Document Detail


New norms for a new generation: cognitive performance in the framingham offspring cohort.
MedLine Citation:
PMID:  15371099     Owner:  NLM     Status:  MEDLINE    
Abstract/OtherAbstract:
A previous publication presented normative data on neuropsychological tests stratified by age, gender, and education based on the Original Cohort of the Framingham Heart Study. Many contemporary investigations include subject samples with higher levels of education, a factor known to affect cognitive performance. Secular change in education prompted the reexamination of norms in the children of the Original Cohort. The study population consisted of 853 men and 988 women from the Offspring Study, free of clinical neurological disease, who underwent a neuropsychological examination, which included tests given to their parents in 1974 to 1976 as well as additional newer tests to provide a more comprehensive battery. The Offspring population overall was more evenly distributed by gender and better educated. Their performance on cognitive tests was superior to that of the Original Cohort. Multivariable analyses revealed that more years of education explained only a part of the cohort differences. These findings suggest that continued surveillance of each generation is necessary to document the impact that unique social and economic variables have on cognitive function. Here, the authors provide updated normative data.
Authors:
Rhoda Au; Sudha Seshadri; Philip A Wolf; Merrill Elias; Penelope Elias; Lisa Sullivan; Alexa Beiser; Ralph B D'Agostino
Related Documents :
25352519 - Aerobic fitness and intraindividual reaction time variability in middle and old age.
22507349 - Biomechanical evaluation of the relationship between postural control and body mass index.
1165289 - Shifts in perceptual differentiation and defense mechanisms in alcoholics.
17405119 - Health-status of adult survivors of childhood cancer: a large-scale population-based st...
25230099 - Increased variability of lap speeds differentiate medallists and non-medallists in midd...
9052319 - A comparison of traditional textbook and interactive computer learning of neuromuscular...
4075779 - Social dominance, reproduction, and release of the maturation-delaying chemosignal in t...
529839 - Differences between transfer rna methylase activity in human diploid fibroblasts during...
16688209 - Association among hypogonadism, quality of life and erectile dysfunction in middle-aged...
Publication Detail:
Type:  Comparative Study; Journal Article; Research Support, U.S. Gov't, P.H.S.    
Journal Detail:
Title:  Experimental aging research     Volume:  30     ISSN:  0361-073X     ISO Abbreviation:  Exp Aging Res     Publication Date:    2004 Oct-Dec
Date Detail:
Created Date:  2004-09-16     Completed Date:  2005-02-25     Revised Date:  2008-02-25    
Medline Journal Info:
Nlm Unique ID:  7603335     Medline TA:  Exp Aging Res     Country:  United States    
Other Details:
Languages:  eng     Pagination:  333-58     Citation Subset:  IM    
Affiliation:
Department of Neurology, Boston University School of Medicine, Boston, Massachusetts 02118-2526, USA. rhodaau@bu.edu
Export Citation:
APA/MLA Format     Download EndNote     Download BibTex
MeSH Terms
Descriptor/Qualifier:
Adult Children
Aged
Aging / physiology*
Cognition*
Cohort Effect
Educational Status
Female
Humans
Male
Middle Aged
Neuropsychological Tests / standards*
Regression Analysis
Sex Factors
Grant Support
ID/Acronym/Agency:
5R01-AG 08122/AG/NIA NIH HHS; 5R01-AG16495-03/AG/NIA NIH HHS; 5R01-NS17950-19/NS/NINDS NIH HHS; N01-HC-25195/HC/NHLBI NIH HHS
Comments/Corrections
Comment In:
Exp Aging Res. 2007 Jul-Sep;33(3):205-71   [PMID:  17497370 ]

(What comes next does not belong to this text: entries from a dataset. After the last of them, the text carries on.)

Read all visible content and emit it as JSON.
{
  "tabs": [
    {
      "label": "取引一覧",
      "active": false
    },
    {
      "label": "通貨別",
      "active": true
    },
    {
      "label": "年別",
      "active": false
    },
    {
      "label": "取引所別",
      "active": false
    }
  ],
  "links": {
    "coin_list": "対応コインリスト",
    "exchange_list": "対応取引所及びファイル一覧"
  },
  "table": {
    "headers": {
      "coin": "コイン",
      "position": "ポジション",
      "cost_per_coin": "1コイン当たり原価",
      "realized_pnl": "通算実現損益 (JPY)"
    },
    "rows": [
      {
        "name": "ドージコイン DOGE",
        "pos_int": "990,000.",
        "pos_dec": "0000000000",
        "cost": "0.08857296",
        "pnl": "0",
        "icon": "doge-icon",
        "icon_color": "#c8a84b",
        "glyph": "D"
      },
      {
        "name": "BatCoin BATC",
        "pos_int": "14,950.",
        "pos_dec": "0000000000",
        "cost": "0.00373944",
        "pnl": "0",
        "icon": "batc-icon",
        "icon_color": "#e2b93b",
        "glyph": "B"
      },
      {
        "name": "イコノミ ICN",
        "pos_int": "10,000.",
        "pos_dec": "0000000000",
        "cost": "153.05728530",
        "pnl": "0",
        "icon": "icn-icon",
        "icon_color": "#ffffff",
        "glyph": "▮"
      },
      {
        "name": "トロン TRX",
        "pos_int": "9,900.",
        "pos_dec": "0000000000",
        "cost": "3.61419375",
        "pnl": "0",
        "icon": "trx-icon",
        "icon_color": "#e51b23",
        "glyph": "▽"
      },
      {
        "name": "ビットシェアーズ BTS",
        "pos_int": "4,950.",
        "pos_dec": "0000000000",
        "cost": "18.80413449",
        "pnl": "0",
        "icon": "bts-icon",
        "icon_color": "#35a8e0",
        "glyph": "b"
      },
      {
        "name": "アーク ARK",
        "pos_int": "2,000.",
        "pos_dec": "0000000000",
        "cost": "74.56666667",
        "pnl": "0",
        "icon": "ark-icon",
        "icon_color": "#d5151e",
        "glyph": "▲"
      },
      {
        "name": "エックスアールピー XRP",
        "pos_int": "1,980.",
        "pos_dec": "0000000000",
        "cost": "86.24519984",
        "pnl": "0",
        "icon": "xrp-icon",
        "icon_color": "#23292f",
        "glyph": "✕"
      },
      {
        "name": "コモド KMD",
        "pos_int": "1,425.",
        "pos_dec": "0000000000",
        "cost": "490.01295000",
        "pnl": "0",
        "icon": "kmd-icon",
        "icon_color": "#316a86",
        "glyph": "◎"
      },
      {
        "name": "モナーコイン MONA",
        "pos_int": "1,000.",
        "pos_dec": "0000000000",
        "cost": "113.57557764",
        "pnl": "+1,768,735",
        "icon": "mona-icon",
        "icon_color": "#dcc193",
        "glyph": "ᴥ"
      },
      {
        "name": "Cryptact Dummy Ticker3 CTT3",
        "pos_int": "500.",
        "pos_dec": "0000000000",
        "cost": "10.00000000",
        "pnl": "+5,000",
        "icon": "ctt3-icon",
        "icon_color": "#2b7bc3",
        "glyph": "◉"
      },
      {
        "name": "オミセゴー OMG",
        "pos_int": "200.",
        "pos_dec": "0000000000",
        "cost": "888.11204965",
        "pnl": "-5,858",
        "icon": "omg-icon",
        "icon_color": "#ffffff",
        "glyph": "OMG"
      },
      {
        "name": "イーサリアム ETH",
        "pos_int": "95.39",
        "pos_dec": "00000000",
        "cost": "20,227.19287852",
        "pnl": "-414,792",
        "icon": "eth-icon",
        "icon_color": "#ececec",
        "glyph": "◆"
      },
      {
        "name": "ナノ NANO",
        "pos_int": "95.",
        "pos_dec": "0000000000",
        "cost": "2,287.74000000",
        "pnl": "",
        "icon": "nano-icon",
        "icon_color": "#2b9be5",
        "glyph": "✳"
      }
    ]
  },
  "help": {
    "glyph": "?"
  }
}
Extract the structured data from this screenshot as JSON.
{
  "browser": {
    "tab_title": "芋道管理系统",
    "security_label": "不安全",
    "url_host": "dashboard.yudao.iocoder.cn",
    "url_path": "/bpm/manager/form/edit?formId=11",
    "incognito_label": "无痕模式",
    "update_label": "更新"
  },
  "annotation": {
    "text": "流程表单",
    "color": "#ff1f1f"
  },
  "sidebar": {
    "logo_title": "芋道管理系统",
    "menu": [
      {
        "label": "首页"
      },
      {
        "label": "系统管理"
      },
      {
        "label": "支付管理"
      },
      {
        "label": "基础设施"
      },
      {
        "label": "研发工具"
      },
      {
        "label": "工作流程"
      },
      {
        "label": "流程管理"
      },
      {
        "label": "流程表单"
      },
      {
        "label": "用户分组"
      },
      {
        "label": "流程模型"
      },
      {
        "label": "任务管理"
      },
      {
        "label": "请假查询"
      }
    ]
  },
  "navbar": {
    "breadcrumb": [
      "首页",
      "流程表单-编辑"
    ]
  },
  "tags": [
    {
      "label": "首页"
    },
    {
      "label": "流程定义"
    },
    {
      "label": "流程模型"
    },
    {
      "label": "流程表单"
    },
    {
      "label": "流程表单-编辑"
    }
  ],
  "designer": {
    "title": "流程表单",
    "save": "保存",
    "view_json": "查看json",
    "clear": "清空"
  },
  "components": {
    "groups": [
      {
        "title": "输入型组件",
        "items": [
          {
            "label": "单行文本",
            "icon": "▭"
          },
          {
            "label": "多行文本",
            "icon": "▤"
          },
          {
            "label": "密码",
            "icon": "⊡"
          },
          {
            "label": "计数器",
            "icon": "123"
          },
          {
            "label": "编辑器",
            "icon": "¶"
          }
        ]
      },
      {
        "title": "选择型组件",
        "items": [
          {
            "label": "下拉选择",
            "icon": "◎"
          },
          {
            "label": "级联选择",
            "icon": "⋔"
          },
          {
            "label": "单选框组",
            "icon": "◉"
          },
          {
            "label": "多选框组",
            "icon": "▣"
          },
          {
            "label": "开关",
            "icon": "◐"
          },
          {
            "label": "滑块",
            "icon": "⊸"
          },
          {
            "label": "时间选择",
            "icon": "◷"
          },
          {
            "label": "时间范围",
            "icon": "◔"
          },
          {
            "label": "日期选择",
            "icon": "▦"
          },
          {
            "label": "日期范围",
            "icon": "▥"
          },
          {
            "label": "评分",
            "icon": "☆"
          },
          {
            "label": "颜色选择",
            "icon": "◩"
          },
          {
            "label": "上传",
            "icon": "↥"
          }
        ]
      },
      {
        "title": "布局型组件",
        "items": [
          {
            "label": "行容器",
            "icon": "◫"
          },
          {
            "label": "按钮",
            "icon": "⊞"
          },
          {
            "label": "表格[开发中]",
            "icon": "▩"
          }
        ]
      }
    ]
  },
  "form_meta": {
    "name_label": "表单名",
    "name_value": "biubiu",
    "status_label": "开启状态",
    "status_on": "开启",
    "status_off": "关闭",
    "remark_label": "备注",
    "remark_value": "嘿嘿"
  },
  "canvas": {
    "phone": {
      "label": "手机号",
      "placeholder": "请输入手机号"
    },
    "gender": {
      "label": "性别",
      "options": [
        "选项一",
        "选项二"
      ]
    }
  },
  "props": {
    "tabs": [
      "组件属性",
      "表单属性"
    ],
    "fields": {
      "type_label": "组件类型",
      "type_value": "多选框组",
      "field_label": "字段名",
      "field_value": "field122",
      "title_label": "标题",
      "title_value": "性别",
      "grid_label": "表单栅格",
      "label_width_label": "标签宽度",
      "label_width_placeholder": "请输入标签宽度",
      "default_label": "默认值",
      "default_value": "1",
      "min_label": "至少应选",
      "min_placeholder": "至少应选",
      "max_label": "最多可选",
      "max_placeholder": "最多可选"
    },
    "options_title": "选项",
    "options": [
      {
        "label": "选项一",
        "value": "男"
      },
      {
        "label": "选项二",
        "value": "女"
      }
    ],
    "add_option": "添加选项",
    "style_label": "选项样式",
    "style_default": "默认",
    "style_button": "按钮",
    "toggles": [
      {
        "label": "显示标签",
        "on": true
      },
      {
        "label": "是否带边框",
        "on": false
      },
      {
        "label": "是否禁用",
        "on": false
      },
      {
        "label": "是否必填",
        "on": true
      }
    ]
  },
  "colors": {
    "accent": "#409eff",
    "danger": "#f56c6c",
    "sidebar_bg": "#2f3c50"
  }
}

From MEDLINE®/PubMed®, a database of the U.S. National Library of Medicine


Previous Document:  Changes in posed facial expression of emotion across the adult life span.
Next Document:  The salience of linguistic clauses in young and older adults' running memory for speech.